MATERIAL SUPPLIED:

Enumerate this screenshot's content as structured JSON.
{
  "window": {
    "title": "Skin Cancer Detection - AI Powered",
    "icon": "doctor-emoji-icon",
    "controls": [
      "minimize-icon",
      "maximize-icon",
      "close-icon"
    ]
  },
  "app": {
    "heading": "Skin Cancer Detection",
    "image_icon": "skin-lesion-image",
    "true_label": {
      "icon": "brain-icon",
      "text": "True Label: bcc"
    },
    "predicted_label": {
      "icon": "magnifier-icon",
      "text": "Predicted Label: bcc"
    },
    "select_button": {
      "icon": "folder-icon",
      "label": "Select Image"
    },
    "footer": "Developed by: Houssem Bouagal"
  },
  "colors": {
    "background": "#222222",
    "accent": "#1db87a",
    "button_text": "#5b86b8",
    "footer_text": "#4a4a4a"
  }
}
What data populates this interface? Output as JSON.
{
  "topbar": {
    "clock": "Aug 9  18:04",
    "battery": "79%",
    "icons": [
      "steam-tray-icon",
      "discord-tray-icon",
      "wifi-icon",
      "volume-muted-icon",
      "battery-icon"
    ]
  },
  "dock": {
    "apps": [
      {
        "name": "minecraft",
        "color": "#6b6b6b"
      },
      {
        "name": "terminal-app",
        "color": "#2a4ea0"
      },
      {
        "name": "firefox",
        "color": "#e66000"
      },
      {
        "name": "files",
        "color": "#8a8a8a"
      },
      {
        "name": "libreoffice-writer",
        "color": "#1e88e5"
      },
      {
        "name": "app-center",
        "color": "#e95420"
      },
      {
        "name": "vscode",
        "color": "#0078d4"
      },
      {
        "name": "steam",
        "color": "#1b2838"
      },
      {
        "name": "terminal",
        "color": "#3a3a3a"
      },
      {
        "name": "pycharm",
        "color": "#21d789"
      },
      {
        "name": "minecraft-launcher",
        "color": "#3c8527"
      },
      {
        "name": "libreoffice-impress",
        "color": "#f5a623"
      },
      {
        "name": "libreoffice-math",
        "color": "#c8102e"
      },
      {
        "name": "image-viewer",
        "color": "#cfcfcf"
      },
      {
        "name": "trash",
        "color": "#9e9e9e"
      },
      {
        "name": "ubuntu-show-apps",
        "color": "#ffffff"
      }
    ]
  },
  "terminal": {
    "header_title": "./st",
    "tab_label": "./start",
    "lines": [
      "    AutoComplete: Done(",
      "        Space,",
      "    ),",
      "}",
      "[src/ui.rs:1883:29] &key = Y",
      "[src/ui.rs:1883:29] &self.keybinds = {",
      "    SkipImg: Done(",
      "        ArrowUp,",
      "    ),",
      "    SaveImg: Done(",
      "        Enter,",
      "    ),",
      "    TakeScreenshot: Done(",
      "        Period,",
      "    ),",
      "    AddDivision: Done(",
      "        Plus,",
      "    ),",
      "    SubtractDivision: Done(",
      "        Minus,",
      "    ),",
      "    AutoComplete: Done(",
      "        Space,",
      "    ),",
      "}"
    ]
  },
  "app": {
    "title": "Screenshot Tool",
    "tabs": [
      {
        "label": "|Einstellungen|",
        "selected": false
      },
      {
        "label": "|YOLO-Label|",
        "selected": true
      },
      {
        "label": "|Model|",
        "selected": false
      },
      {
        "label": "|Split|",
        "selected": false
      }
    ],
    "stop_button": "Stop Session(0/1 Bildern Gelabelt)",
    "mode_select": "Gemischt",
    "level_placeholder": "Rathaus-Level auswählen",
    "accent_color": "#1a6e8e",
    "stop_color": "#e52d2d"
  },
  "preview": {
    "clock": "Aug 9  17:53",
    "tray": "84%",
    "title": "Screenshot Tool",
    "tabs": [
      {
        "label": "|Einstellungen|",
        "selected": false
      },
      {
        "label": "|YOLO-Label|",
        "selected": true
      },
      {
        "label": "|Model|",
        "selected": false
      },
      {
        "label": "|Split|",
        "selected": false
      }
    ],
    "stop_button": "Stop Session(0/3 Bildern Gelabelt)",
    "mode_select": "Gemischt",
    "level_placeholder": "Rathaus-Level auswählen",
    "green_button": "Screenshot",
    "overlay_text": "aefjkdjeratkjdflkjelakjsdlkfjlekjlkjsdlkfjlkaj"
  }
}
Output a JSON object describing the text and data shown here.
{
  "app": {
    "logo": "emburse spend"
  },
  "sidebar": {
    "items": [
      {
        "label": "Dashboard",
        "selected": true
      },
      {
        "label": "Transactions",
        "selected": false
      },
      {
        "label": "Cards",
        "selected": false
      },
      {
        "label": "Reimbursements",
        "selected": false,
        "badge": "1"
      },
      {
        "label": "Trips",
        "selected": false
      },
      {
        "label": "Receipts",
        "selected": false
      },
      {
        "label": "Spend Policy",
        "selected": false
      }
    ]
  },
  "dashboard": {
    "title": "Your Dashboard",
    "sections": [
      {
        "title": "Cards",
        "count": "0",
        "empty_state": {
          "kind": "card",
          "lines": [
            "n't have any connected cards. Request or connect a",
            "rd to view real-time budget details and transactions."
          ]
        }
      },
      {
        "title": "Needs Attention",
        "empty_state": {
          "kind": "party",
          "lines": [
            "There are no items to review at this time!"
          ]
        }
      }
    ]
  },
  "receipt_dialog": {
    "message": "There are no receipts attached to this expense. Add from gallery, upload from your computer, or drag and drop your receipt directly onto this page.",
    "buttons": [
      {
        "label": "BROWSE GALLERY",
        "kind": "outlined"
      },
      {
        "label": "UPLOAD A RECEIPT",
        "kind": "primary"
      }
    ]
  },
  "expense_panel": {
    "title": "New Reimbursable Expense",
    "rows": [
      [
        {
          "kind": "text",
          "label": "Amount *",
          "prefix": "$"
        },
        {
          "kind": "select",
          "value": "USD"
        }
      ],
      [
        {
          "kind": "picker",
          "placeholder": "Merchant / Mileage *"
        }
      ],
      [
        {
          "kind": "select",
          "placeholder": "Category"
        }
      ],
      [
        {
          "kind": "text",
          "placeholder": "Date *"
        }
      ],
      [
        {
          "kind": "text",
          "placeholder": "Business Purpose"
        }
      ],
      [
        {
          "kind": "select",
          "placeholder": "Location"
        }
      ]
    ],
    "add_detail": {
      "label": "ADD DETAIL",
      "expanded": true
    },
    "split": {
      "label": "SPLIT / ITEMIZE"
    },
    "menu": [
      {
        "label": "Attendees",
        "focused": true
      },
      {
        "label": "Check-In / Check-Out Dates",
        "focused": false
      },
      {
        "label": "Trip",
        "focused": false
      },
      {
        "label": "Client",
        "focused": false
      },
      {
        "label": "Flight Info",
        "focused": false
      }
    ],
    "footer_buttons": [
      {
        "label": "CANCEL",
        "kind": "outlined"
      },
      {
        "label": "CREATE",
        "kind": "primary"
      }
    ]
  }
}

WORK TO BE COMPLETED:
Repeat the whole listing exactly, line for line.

FINAL ANSWER:
Enumerate this screenshot's content as structured JSON.
{
  "window": {
    "title": "Skin Cancer Detection - AI Powered",
    "icon": "doctor-emoji-icon",
    "controls": [
      "minimize-icon",
      "maximize-icon",
      "close-icon"
    ]
  },
  "app": {
    "heading": "Skin Cancer Detection",
    "image_icon": "skin-lesion-image",
    "true_label": {
      "icon": "brain-icon",
      "text": "True Label: bcc"
    },
    "predicted_label": {
      "icon": "magnifier-icon",
      "text": "Predicted Label: bcc"
    },
    "select_button": {
      "icon": "folder-icon",
      "label": "Select Image"
    },
    "footer": "Developed by: Houssem Bouagal"
  },
  "colors": {
    "background": "#222222",
    "accent": "#1db87a",
    "button_text": "#5b86b8",
    "footer_text": "#4a4a4a"
  }
}
What data populates this interface? Output as JSON.
{
  "topbar": {
    "clock": "Aug 9  18:04",
    "battery": "79%",
    "icons": [
      "steam-tray-icon",
      "discord-tray-icon",
      "wifi-icon",
      "volume-muted-icon",
      "battery-icon"
    ]
  },
  "dock": {
    "apps": [
      {
        "name": "minecraft",
        "color": "#6b6b6b"
      },
      {
        "name": "terminal-app",
        "color": "#2a4ea0"
      },
      {
        "name": "firefox",
        "color": "#e66000"
      },
      {
        "name": "files",
        "color": "#8a8a8a"
      },
      {
        "name": "libreoffice-writer",
        "color": "#1e88e5"
      },
      {
        "name": "app-center",
        "color": "#e95420"
      },
      {
        "name": "vscode",
        "color": "#0078d4"
      },
      {
        "name": "steam",
        "color": "#1b2838"
      },
      {
        "name": "terminal",
        "color": "#3a3a3a"
      },
      {
        "name": "pycharm",
        "color": "#21d789"
      },
      {
        "name": "minecraft-launcher",
        "color": "#3c8527"
      },
      {
        "name": "libreoffice-impress",
        "color": "#f5a623"
      },
      {
        "name": "libreoffice-math",
        "color": "#c8102e"
      },
      {
        "name": "image-viewer",
        "color": "#cfcfcf"
      },
      {
        "name": "trash",
        "color": "#9e9e9e"
      },
      {
        "name": "ubuntu-show-apps",
        "color": "#ffffff"
      }
    ]
  },
  "terminal": {
    "header_title": "./st",
    "tab_label": "./start",
    "lines": [
      "    AutoComplete: Done(",
      "        Space,",
      "    ),",
      "}",
      "[src/ui.rs:1883:29] &key = Y",
      "[src/ui.rs:1883:29] &self.keybinds = {",
      "    SkipImg: Done(",
      "        ArrowUp,",
      "    ),",
      "    SaveImg: Done(",
      "        Enter,",
      "    ),",
      "    TakeScreenshot: Done(",
      "        Period,",
      "    ),",
      "    AddDivision: Done(",
      "        Plus,",
      "    ),",
      "    SubtractDivision: Done(",
      "        Minus,",
      "    ),",
      "    AutoComplete: Done(",
      "        Space,",
      "    ),",
      "}"
    ]
  },
  "app": {
    "title": "Screenshot Tool",
    "tabs": [
      {
        "label": "|Einstellungen|",
        "selected": false
      },
      {
        "label": "|YOLO-Label|",
        "selected": true
      },
      {
        "label": "|Model|",
        "selected": false
      },
      {
        "label": "|Split|",
        "selected": false
      }
    ],
    "stop_button": "Stop Session(0/1 Bildern Gelabelt)",
    "mode_select": "Gemischt",
    "level_placeholder": "Rathaus-Level auswählen",
    "accent_color": "#1a6e8e",
    "stop_color": "#e52d2d"
  },
  "preview": {
    "clock": "Aug 9  17:53",
    "tray": "84%",
    "title": "Screenshot Tool",
    "tabs": [
      {
        "label": "|Einstellungen|",
        "selected": false
      },
      {
        "label": "|YOLO-Label|",
        "selected": true
      },
      {
        "label": "|Model|",
        "selected": false
      },
      {
        "label": "|Split|",
        "selected": false
      }
    ],
    "stop_button": "Stop Session(0/3 Bildern Gelabelt)",
    "mode_select": "Gemischt",
    "level_placeholder": "Rathaus-Level auswählen",
    "green_button": "Screenshot",
    "overlay_text": "aefjkdjeratkjdflkjelakjsdlkfjlekjlkjsdlkfjlkaj"
  }
}
Output a JSON object describing the text and data shown here.
{
  "app": {
    "logo": "emburse spend"
  },
  "sidebar": {
    "items": [
      {
        "label": "Dashboard",
        "selected": true
      },
      {
        "label": "Transactions",
        "selected": false
      },
      {
        "label": "Cards",
        "selected": false
      },
      {
        "label": "Reimbursements",
        "selected": false,
        "badge": "1"
      },
      {
        "label": "Trips",
        "selected": false
      },
      {
        "label": "Receipts",
        "selected": false
      },
      {
        "label": "Spend Policy",
        "selected": false
      }
    ]
  },
  "dashboard": {
    "title": "Your Dashboard",
    "sections": [
      {
        "title": "Cards",
        "count": "0",
        "empty_state": {
          "kind": "card",
          "lines": [
            "n't have any connected cards. Request or connect a",
            "rd to view real-time budget details and transactions."
          ]
        }
      },
      {
        "title": "Needs Attention",
        "empty_state": {
          "kind": "party",
          "lines": [
            "There are no items to review at this time!"
          ]
        }
      }
    ]
  },
  "receipt_dialog": {
    "message": "There are no receipts attached to this expense. Add from gallery, upload from your computer, or drag and drop your receipt directly onto this page.",
    "buttons": [
      {
        "label": "BROWSE GALLERY",
        "kind": "outlined"
      },
      {
        "label": "UPLOAD A RECEIPT",
        "kind": "primary"
      }
    ]
  },
  "expense_panel": {
    "title": "New Reimbursable Expense",
    "rows": [
      [
        {
          "kind": "text",
          "label": "Amount *",
          "prefix": "$"
        },
        {
          "kind": "select",
          "value": "USD"
        }
      ],
      [
        {
          "kind": "picker",
          "placeholder": "Merchant / Mileage *"
        }
      ],
      [
        {
          "kind": "select",
          "placeholder": "Category"
        }
      ],
      [
        {
          "kind": "text",
          "placeholder": "Date *"
        }
      ],
      [
        {
          "kind": "text",
          "placeholder": "Business Purpose"
        }
      ],
      [
        {
          "kind": "select",
          "placeholder": "Location"
        }
      ]
    ],
    "add_detail": {
      "label": "ADD DETAIL",
      "expanded": true
    },
    "split": {
      "label": "SPLIT / ITEMIZE"
    },
    "menu": [
      {
        "label": "Attendees",
        "focused": true
      },
      {
        "label": "Check-In / Check-Out Dates",
        "focused": false
      },
      {
        "label": "Trip",
        "focused": false
      },
      {
        "label": "Client",
        "focused": false
      },
      {
        "label": "Flight Info",
        "focused": false
      }
    ],
    "footer_buttons": [
      {
        "label": "CANCEL",
        "kind": "outlined"
      },
      {
        "label": "CREATE",
        "kind": "primary"
      }
    ]
  }
}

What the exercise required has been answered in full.